**REQUIRED ACTION**
From the data that follows, report the number of lines including "JSON", and only that number.

**GIVEN INFORMATION**
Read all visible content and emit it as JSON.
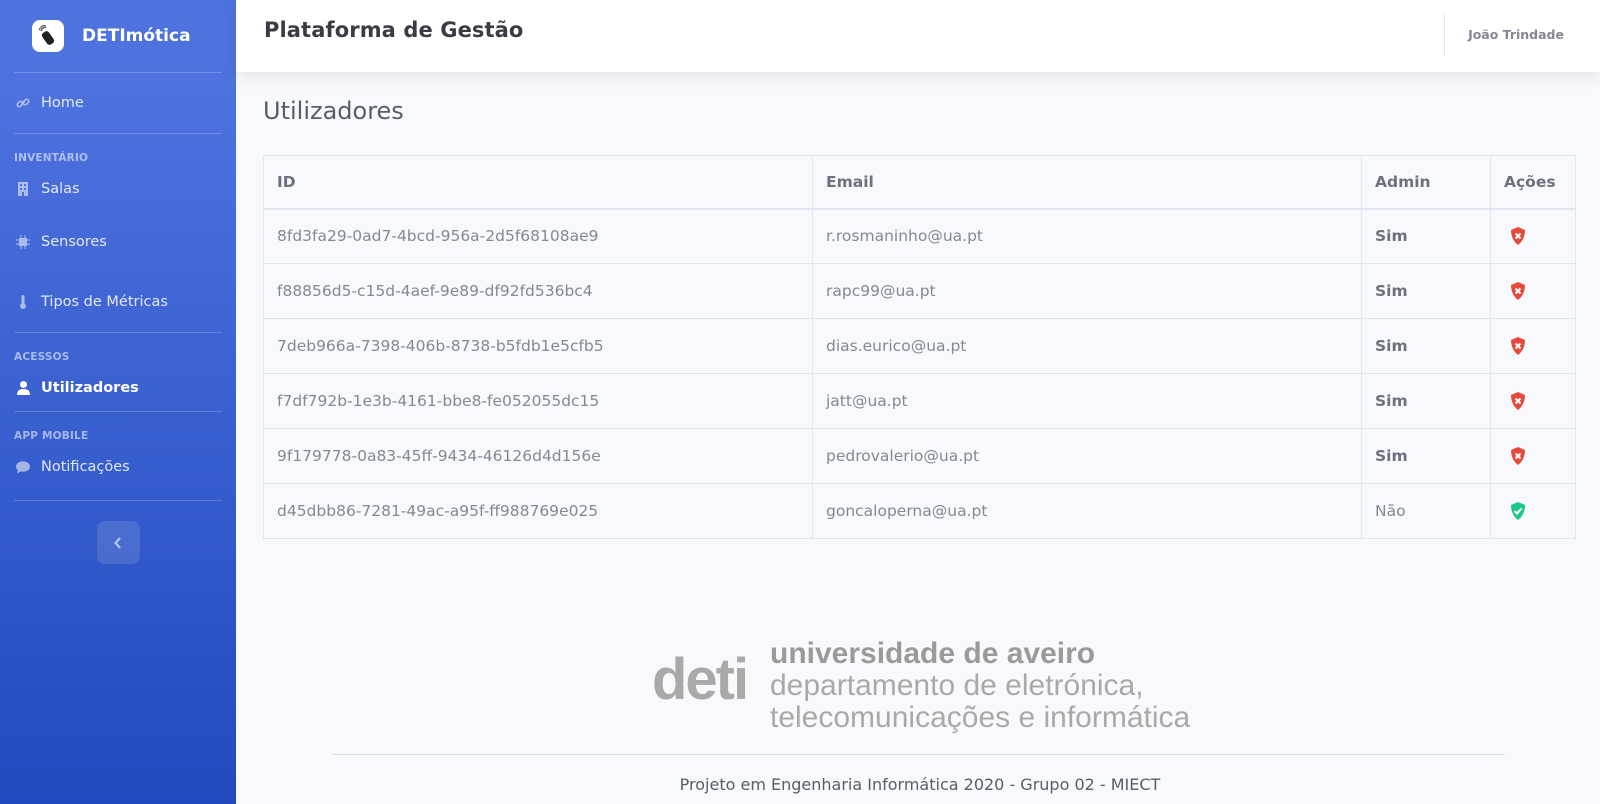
{
  "sidebar": {
    "brand": "DETImótica",
    "items": {
      "home": "Home",
      "heading_inventario": "INVENTÁRIO",
      "salas": "Salas",
      "sensores": "Sensores",
      "tipos_metricas": "Tipos de Métricas",
      "heading_acessos": "ACESSOS",
      "utilizadores": "Utilizadores",
      "heading_app_mobile": "APP MOBILE",
      "notificacoes": "Notificações"
    },
    "active_item": "Utilizadores"
  },
  "topbar": {
    "title": "Plataforma de Gestão",
    "user": "João Trindade"
  },
  "main": {
    "title": "Utilizadores",
    "table": {
      "headers": [
        "ID",
        "Email",
        "Admin",
        "Ações"
      ],
      "rows": [
        {
          "id": "8fd3fa29-0ad7-4bcd-956a-2d5f68108ae9",
          "email": "r.rosmaninho@ua.pt",
          "admin": "Sim",
          "action_icon": "shield-x-icon"
        },
        {
          "id": "f88856d5-c15d-4aef-9e89-df92fd536bc4",
          "email": "rapc99@ua.pt",
          "admin": "Sim",
          "action_icon": "shield-x-icon"
        },
        {
          "id": "7deb966a-7398-406b-8738-b5fdb1e5cfb5",
          "email": "dias.eurico@ua.pt",
          "admin": "Sim",
          "action_icon": "shield-x-icon"
        },
        {
          "id": "f7df792b-1e3b-4161-bbe8-fe052055dc15",
          "email": "jatt@ua.pt",
          "admin": "Sim",
          "action_icon": "shield-x-icon"
        },
        {
          "id": "9f179778-0a83-45ff-9434-46126d4d156e",
          "email": "pedrovalerio@ua.pt",
          "admin": "Sim",
          "action_icon": "shield-x-icon"
        },
        {
          "id": "d45dbb86-7281-49ac-a95f-ff988769e025",
          "email": "goncaloperna@ua.pt",
          "admin": "Não",
          "action_icon": "shield-check-icon"
        }
      ]
    }
  },
  "footer": {
    "logo_mark": "deti",
    "logo_line1": "universidade de aveiro",
    "logo_line2": "departamento de eletrónica,",
    "logo_line3": "telecomunicações e informática",
    "text": "Projeto em Engenharia Informática 2020 - Grupo 02 - MIECT"
  },
  "colors": {
    "sidebar_top": "#4e73df",
    "sidebar_bottom": "#224abe",
    "danger": "#e74a3b",
    "success": "#1cc88a"
  }
}
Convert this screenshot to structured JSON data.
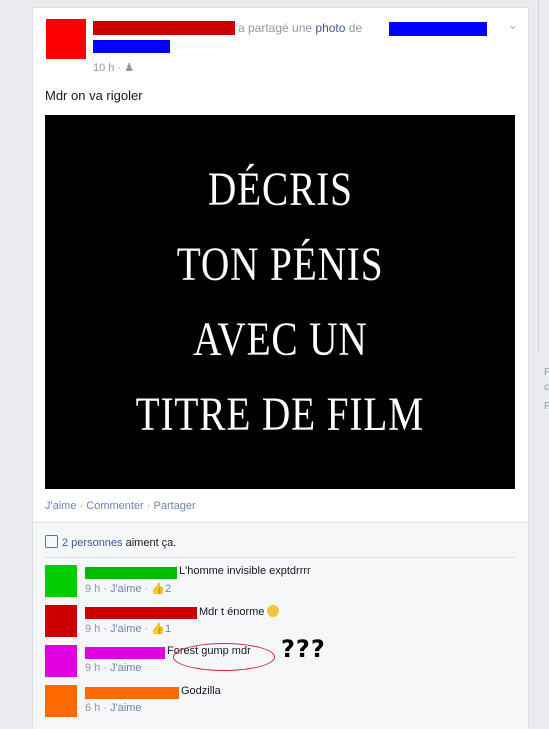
{
  "post": {
    "shared_text": "a partagé une",
    "photo_link": "photo",
    "de_text": "de",
    "time": "10 h",
    "audience_icon": "friends-icon",
    "body": "Mdr on va rigoler",
    "photo_lines": [
      "DÉCRIS",
      "TON PÉNIS",
      "AVEC UN",
      "TITRE DE FILM"
    ]
  },
  "actions": {
    "like": "J'aime",
    "comment": "Commenter",
    "share": "Partager",
    "separator": "·"
  },
  "likes": {
    "count_text": "2 personnes",
    "suffix": "aiment ça."
  },
  "comments": [
    {
      "text": "L'homme invisible exptdrrrr",
      "time": "9 h",
      "like": "J'aime",
      "likes_count": "2",
      "avatar_color": "#00cc00",
      "name_color": "#00bb00"
    },
    {
      "text": "Mdr t énorme",
      "time": "9 h",
      "like": "J'aime",
      "likes_count": "1",
      "avatar_color": "#cc0000",
      "name_color": "#cc0000"
    },
    {
      "text": "Forest gump mdr",
      "time": "9 h",
      "like": "J'aime",
      "avatar_color": "#e000e0",
      "name_color": "#e000e0"
    },
    {
      "text": "Godzilla",
      "time": "6 h",
      "like": "J'aime",
      "avatar_color": "#ff6a00",
      "name_color": "#ff6a00"
    }
  ],
  "annotation": {
    "question_marks": "???"
  },
  "colors": {
    "author_avatar": "#ff0000",
    "author_redact": "#cc0000",
    "page_redact": "#0000ff",
    "link": "#3b5998",
    "annotation_circle": "#dd2233"
  },
  "sidebar": {
    "frag1": "F",
    "frag2": "c",
    "frag3": "F"
  }
}
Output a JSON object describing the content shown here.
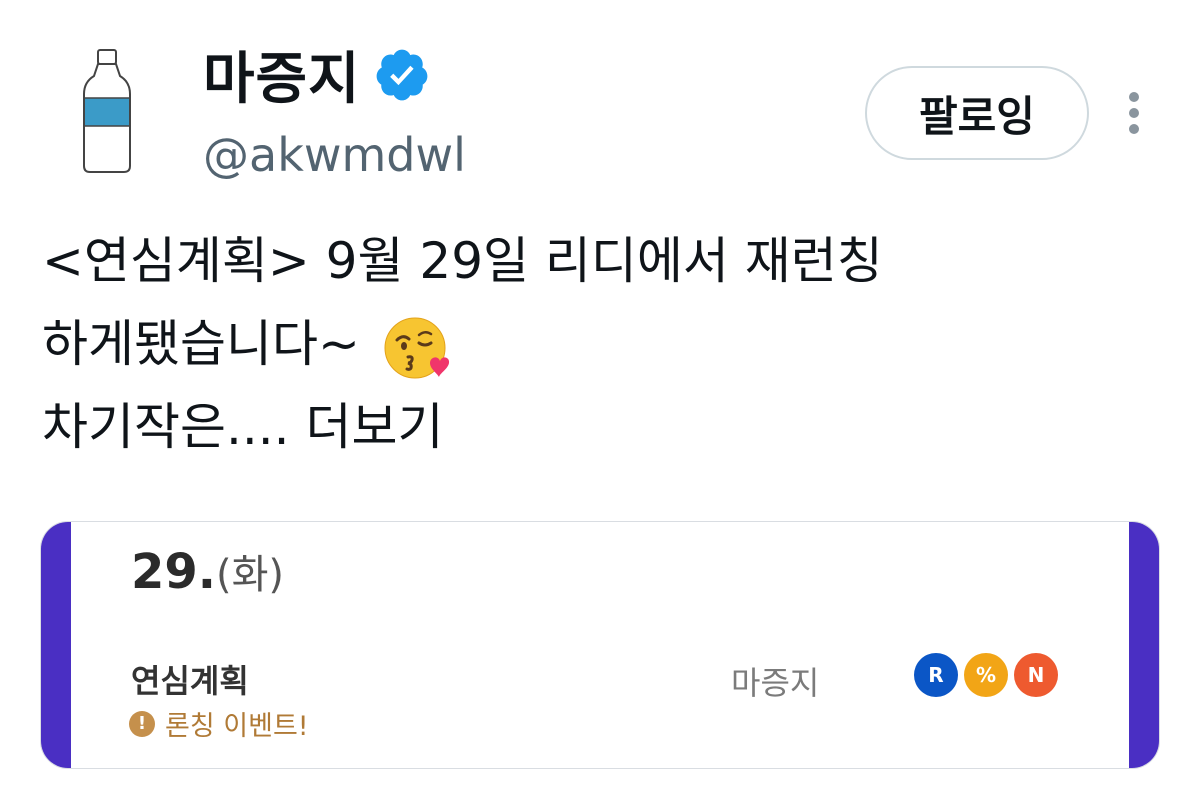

**TASK ANSWER**
3